Near-term market sentiment: Confident. The S&P 500 closed last night on a new all-time high, and global stock markets are in confident mood. In the near-term, the weakest link in the chain are perhaps the FAANGs stocks (Facebook, Amazon, Apple, Netflix and Google (aka Alphabet), whose share price wobble last week is a reminder to investors that valuations on risk assets are at historical high levels. But there are three supportive elements to the current rally, and if they can be maintained I suspect that any market correction over the coming months will be swiftly met with investor buying and a swift recovery. These elements are rising corporate earnings growth, a reduction of geopolitical risk, and continuing very loose monetary policy from central banks.
Broad economic and political assumptions for rest of this year:
1) Global economic data remains robust, supporting corporate earnings growth

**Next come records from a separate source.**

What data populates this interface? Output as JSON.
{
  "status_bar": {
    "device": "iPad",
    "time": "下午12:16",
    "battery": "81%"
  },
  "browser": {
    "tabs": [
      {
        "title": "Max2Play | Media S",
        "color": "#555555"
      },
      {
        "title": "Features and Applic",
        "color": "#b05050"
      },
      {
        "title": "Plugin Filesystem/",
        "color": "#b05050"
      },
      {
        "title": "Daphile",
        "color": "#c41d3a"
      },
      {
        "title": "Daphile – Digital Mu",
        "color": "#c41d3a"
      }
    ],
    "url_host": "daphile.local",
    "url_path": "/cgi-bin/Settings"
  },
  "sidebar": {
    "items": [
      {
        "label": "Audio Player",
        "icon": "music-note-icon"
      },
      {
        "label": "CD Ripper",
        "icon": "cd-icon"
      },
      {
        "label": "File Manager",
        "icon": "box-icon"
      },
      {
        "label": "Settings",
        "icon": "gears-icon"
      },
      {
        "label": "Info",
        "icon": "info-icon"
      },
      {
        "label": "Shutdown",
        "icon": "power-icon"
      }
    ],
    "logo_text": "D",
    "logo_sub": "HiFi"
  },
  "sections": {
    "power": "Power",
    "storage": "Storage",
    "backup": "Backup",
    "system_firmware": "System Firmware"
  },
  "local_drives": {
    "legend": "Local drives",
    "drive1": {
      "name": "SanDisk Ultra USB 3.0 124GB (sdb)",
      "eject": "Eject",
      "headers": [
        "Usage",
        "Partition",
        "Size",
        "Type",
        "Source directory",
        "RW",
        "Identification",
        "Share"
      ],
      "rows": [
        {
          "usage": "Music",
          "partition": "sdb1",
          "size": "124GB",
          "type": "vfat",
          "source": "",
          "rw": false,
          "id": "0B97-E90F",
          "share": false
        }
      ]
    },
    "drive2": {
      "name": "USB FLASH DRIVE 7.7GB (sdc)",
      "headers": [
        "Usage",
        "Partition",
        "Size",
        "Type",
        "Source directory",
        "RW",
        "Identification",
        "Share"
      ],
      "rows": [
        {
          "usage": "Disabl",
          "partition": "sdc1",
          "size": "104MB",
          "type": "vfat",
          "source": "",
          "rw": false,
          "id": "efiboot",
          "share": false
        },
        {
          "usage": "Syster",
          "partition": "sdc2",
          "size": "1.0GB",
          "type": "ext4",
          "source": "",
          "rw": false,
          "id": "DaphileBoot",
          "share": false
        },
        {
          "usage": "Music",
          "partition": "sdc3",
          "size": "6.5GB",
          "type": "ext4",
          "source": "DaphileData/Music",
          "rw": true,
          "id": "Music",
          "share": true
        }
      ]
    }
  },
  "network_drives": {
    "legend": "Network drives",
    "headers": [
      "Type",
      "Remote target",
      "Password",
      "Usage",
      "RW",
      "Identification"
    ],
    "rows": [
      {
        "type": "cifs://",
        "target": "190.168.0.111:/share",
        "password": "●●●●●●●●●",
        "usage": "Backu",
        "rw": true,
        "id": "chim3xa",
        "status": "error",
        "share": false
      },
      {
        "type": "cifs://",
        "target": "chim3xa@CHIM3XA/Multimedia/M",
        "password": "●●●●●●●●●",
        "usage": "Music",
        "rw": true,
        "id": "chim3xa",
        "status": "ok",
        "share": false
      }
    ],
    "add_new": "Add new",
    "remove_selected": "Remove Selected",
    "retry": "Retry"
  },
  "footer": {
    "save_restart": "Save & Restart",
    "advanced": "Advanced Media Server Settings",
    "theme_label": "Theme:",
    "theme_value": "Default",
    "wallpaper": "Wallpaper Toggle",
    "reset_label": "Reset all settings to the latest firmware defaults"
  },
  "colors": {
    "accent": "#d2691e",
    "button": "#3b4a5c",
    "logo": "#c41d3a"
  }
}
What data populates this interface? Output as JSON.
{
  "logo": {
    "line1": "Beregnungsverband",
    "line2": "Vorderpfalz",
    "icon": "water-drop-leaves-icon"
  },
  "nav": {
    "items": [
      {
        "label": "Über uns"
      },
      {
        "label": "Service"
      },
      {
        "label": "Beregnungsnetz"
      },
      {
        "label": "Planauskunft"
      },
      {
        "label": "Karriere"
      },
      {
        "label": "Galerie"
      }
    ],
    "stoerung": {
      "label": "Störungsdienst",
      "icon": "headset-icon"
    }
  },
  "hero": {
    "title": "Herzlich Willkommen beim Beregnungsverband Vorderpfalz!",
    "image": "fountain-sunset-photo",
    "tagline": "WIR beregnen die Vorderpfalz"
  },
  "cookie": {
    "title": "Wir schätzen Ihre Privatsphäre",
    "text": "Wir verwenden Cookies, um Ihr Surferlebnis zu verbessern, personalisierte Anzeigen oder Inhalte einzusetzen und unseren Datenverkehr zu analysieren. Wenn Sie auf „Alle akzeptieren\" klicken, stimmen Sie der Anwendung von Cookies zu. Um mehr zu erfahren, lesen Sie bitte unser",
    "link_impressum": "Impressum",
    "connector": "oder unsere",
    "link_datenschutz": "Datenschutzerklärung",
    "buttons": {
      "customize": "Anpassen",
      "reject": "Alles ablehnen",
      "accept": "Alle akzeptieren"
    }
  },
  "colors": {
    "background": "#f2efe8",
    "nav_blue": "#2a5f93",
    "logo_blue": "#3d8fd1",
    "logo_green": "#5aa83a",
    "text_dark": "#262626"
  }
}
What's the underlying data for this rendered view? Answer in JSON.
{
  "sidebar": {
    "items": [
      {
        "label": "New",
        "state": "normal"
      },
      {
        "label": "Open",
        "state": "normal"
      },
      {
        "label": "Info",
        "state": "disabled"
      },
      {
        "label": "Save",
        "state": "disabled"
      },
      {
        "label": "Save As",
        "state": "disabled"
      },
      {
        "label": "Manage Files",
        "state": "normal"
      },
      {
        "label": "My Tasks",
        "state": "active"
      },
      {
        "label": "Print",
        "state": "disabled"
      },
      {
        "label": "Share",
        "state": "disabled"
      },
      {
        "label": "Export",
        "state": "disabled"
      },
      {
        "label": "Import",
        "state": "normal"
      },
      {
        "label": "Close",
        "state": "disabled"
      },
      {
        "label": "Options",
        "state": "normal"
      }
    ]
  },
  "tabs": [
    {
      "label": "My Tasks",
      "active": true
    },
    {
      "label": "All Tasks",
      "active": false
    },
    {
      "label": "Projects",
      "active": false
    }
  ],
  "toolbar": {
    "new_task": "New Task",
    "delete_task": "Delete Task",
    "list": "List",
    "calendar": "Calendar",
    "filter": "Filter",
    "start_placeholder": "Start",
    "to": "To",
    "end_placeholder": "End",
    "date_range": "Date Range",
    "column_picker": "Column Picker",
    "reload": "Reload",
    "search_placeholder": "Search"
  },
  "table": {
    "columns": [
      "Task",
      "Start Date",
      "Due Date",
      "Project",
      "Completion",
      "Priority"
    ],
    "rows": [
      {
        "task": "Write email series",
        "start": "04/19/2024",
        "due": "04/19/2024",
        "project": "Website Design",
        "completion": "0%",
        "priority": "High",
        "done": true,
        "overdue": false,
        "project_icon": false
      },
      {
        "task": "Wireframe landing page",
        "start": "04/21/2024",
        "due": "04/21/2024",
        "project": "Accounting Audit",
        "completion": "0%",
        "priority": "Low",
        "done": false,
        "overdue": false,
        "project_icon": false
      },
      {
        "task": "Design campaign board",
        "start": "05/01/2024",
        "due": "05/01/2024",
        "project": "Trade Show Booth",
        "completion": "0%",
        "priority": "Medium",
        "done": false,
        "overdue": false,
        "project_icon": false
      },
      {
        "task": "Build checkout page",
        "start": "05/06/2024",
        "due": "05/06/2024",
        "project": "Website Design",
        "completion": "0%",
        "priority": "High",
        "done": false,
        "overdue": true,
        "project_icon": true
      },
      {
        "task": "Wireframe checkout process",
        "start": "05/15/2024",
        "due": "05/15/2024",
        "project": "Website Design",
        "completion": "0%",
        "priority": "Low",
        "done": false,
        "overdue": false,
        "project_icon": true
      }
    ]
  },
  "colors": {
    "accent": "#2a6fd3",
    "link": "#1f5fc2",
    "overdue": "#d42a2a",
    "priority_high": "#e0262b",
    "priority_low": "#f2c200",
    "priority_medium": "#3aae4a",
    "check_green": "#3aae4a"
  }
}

Sure, the outlook for the U.S probably isn’t as strong as the Fed maintained last week when it raised rates by 25bp. One senses the policy committee was talking about another country given the weak inflation data, tax receipts and other anecdotal evidence of recent weeks. But the consensus estimate is still for GDP growth this year of 2.2%, compared to 1.6% in 2016, which means continued real year-on-year growth in American corporate earnings is likely. Japan and the euro zone are enjoying solid recoveries, with perhaps mid-teen earnings growth for euro zone regional stock market indices in Q2. All of which helps support stock market valuations.
2) Geopolitical issues worries of earlier in the year have somewhat dissipated
For investors with U.K assets, the principle variable in respect to Brexit negotiations is sterling. This has fallen since the inconclusive U.K general election a fortnight ago, but many would argue that a loss of three U.S cents (to a current $1.267) is quite modest given the media talk of political chaos in Britain, the possibility of a Marxist in No10 by the year end if another election is called, and the now fashionable talk amongst some senior Conservative politicians about the need to slow the pace of deficit reduction. But sterling is supported by a belief that Prime Minister Theresa May’s political weakness will lead the government to tone down its Brexit demands, opting for a ‘soft Brexit’ (ie, perhaps remaining in the customs union). This, the currency markets belief, will be less damaging for the U.K economy and for sterling than a hard Brexit. We will see.
From the E.U’s perspective, the uncertainties over the future of the organisation that haunted European leaders earlier in the year are now banished. Helped by the pro-E.U President Macron’s convincing win of seats in the Assembly National, and Angela Merkle’s positive -if guarded- response to Macron’s call for greater fiscal unity. Polls across the region report an increase in support for the E.U, it seems that the trauma caused by Brexit, migration from Syria, the half-built euro project, and terrorism can be contained.
While some investors will be disappointed that Trump is struggling to get a unfunded tax cuts and infrastructure spending bills through Congress, other – saner- heads will be relieved. An unwarranted Keynsian boost to the economy, which must surely turn to bust as inflation, interest rates and the dollar all march upwards together, has so far been avoided. This is not to argue against funded (ie, fiscally neutral) tax reform and infrastructure spending, but not to argue for deficit financing when the budget deficit is already 3.5% of GDP. Meanwhile in China, perhaps the Achilles Heel of the global economy given its over-leveraged economy, the renminbi has risen slightly against the dollar this year -against expectations- and this has helped to reduce capital flight and to keep money in the domestic economy.
Third, central bank policy will remain loose
Just as 2015 and 2016 began with investors bracing themselves for tighter monetary policy from the Fed than was actually delivered, so 2017 looks increasingly likely to follow in the same vein. One further rate hike this year is possible. A second, as hinted by the Fed last week, is improbable unless we see a sharp acceleration in growth and inflation data. Meanwhile the Fed’s cautious approach to reducing its balance sheet (ie, unwinding the quantitative easing policy) suggests it will focus on not disrupting the bond market. The ECB, Bank of Japan and the Bank of England show little inclination towards policy tightening (Regarding the U.K, CPI inflation of 2.9% in May is likely to be followed by a poor number for June, but after that year-on-year price data should fall as the post-Brexit refendum drop in sterling falls out of the data).
Therefore whichever risk free rate we use when making investment decisions (perhaps government bonds, or bank account deposit rates) will remain low and relatively unattractive compared to stock market investments.